The staying power of bankruptcy and its insurance implications
Q1 2019 has seen the highest underlying level of company insolvencies of any quarter since Q1 2014, with 4187 company insolvencies – a rise of 6.3% since Q4 2018 and an increase of 5.1% on the same quarter last year. Meanwhile, Q1 2019 has seen 31,257 individual insolvencies – up 15.9% on Q1 2018. But what does insolvency – corporate or individual – mean in insurance terms?
The answer is to be found in the area of material facts – those things of which you should make your insurance provider aware at the time of taking out cover. Whilst crimes spent under the Rehabilitation of Offenders Act 1974 do not need to be mentioned to your insurer, bankruptcy, CCJs and insolvencies – whether of the individual(s) seeking the cover or of a business of which they were an owner or a director – do need to be declared and are never wiped off the slate so far as insurance is concerned.
Many insolvencies occur through no real fault of the company or individual suffering them. We have recently seen this with the liquidation of The Good Food Chain, cleared in the NHS sandwich listeria case…
Whilst this may seem unfair, the thinking behind it is that a fraudulent claim could be made by someone seeking to pay off debts. However, insurance – in the form of employer and public liability insurance – is either legally required or an essential form or protection for an employer, or those conducting their work in the public domain.
Tradesmen also need to have relevant covers, in case they damage a customer’s property and many need to protect valuable tools as well. Many professions require professional indemnity protection. And there are many other covers that may be required, according to the business being run.
In this scenario, it might be tempting to conveniently forget a bankruptcy, an insolvency, or a CCJ. Some people may, alternatively, try to hide behind a business as a shadow or de-facto director, registering their new business in a relative or friend’s name, to gloss over their financial past. Neither will work. Should a claim be made, the insurer is more than likely to discover the individual or previous company’s past, given the ease of access that is available to financial records. This will, in all probability, lead to them declining the claim, on the basis of failure to declare a material fact.
Yet, go without the cover and the financial ramifications are huge, particularly if the business’s actions harm, or cause the death of, another person. So, what is the answer?
The best way forward is to be honest and frank about the financial past. From there, the person or business concerned should work with an insurance broker that has wide access to the insurance market and who can present their client’s case sympathetically to an insurer.
Many insolvencies occur through no real fault of the company or individual suffering them. We have recently seen this with the liquidation of The Good Food Chain, cleared in the NHS sandwich listeria case, but still forced into liquidation, due to the business interruption and negative publicity that surrounded the outbreak. Insurers do often listen to brokers who can put forward reasons for a bankruptcy, or who can demonstrate that their client is committed to not experiencing déjà vu and going down the same road again.

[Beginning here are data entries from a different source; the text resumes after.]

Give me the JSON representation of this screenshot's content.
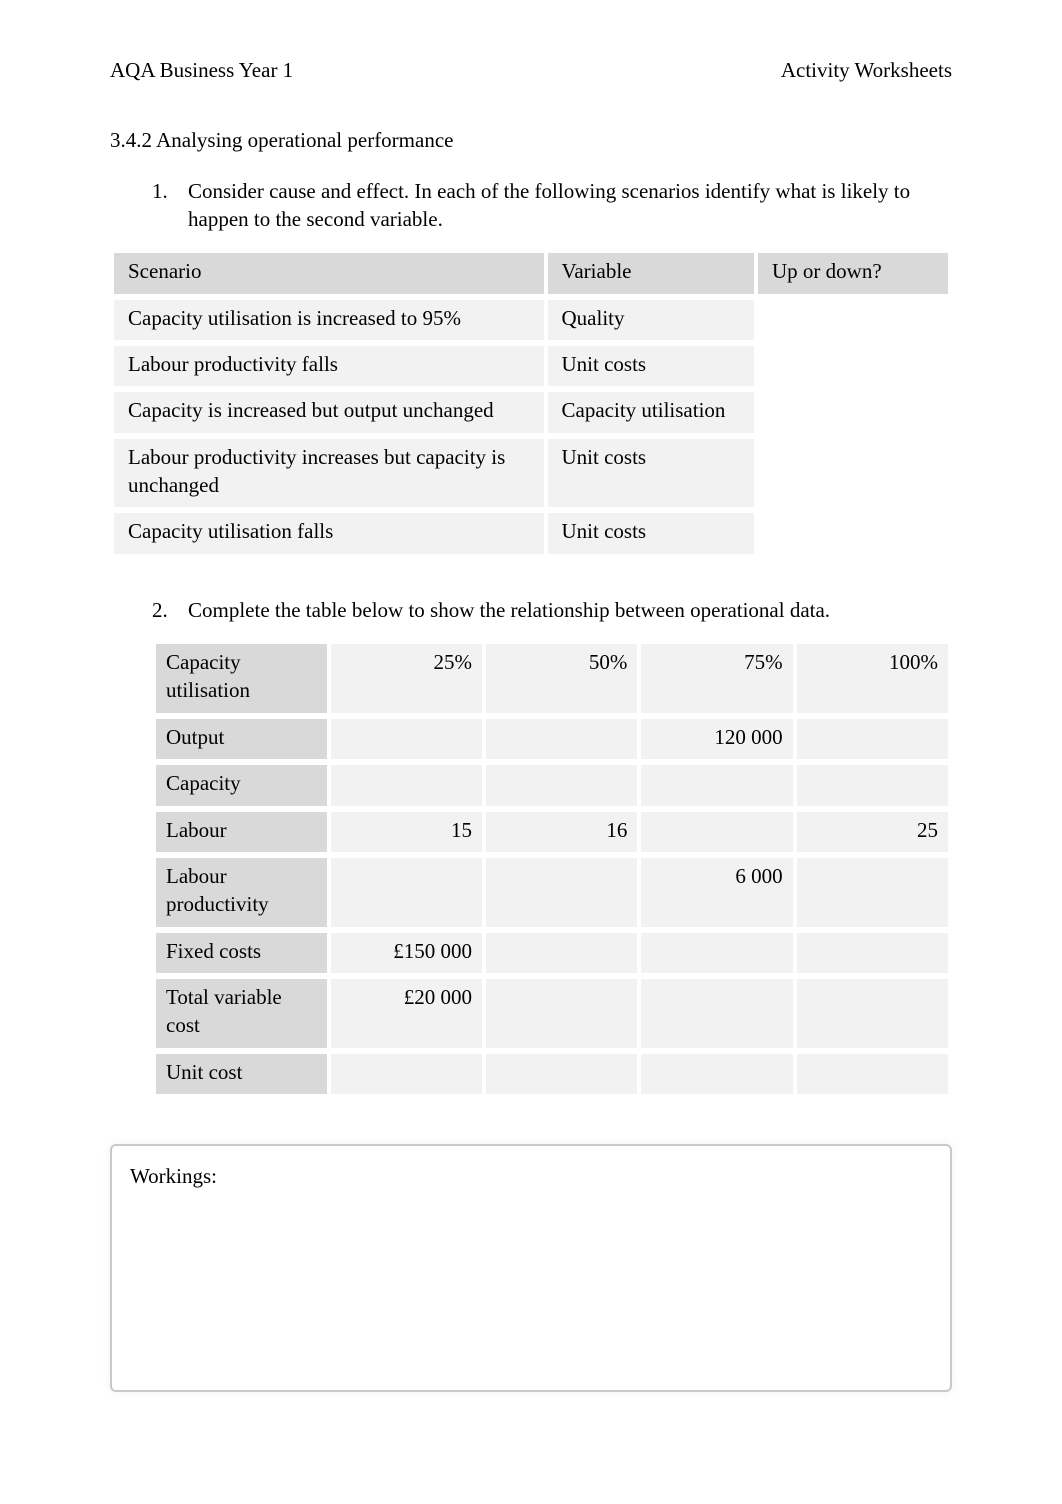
{
  "header": {
    "left": "AQA Business Year 1",
    "right": "Activity Worksheets"
  },
  "section_title": "3.4.2 Analysing operational performance",
  "q1": {
    "number": "1.",
    "text": "Consider cause and effect. In each of the following scenarios identify what is likely to happen to the second variable.",
    "headers": [
      "Scenario",
      "Variable",
      "Up or down?"
    ],
    "rows": [
      {
        "scenario": "Capacity utilisation is increased to 95%",
        "variable": "Quality",
        "answer": ""
      },
      {
        "scenario": "Labour productivity falls",
        "variable": "Unit costs",
        "answer": ""
      },
      {
        "scenario": "Capacity is increased but output unchanged",
        "variable": "Capacity utilisation",
        "answer": ""
      },
      {
        "scenario": "Labour productivity increases but capacity is unchanged",
        "variable": "Unit costs",
        "answer": ""
      },
      {
        "scenario": "Capacity utilisation falls",
        "variable": "Unit costs",
        "answer": ""
      }
    ]
  },
  "q2": {
    "number": "2.",
    "text": "Complete the table below to show the relationship between operational data.",
    "row_labels": [
      "Capacity utilisation",
      "Output",
      "Capacity",
      "Labour",
      "Labour productivity",
      "Fixed costs",
      "Total variable cost",
      "Unit cost"
    ],
    "col_headers": [
      "25%",
      "50%",
      "75%",
      "100%"
    ],
    "cells": {
      "output_75": "120 000",
      "labour_25": "15",
      "labour_50": "16",
      "labour_100": "25",
      "lp_75": "6 000",
      "fixed_25": "£150 000",
      "tvc_25": "£20 000"
    }
  },
  "workings_label": "Workings:"
}
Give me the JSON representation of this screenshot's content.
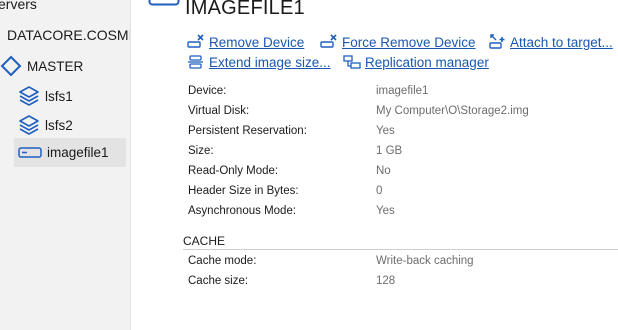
{
  "sidebar": {
    "header": "ervers",
    "server": "DATACORE.COSMI",
    "group": "MASTER",
    "items": [
      {
        "label": "lsfs1"
      },
      {
        "label": "lsfs2"
      },
      {
        "label": "imagefile1"
      }
    ]
  },
  "header": {
    "title": "IMAGEFILE1"
  },
  "actions": {
    "remove": "Remove Device",
    "force_remove": "Force Remove Device",
    "attach": "Attach to target...",
    "extend": "Extend image size...",
    "replication": "Replication manager"
  },
  "properties": [
    {
      "label": "Device:",
      "value": "imagefile1"
    },
    {
      "label": "Virtual Disk:",
      "value": "My Computer\\O\\Storage2.img"
    },
    {
      "label": "Persistent Reservation:",
      "value": "Yes"
    },
    {
      "label": "Size:",
      "value": "1 GB"
    },
    {
      "label": "Read-Only Mode:",
      "value": "No"
    },
    {
      "label": "Header Size in Bytes:",
      "value": "0"
    },
    {
      "label": "Asynchronous Mode:",
      "value": "Yes"
    }
  ],
  "cache": {
    "title": "CACHE",
    "rows": [
      {
        "label": "Cache mode:",
        "value": "Write-back caching"
      },
      {
        "label": "Cache size:",
        "value": "128"
      }
    ]
  },
  "colors": {
    "link": "#1a57b0",
    "icon": "#1f5fbf",
    "selected": "#e3e3e3"
  }
}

If you need to insure your business but are struggling to do so because of your financial history, please get in touch and allow us to discuss the options with you. Cover may be available, if you get the right broking assistance.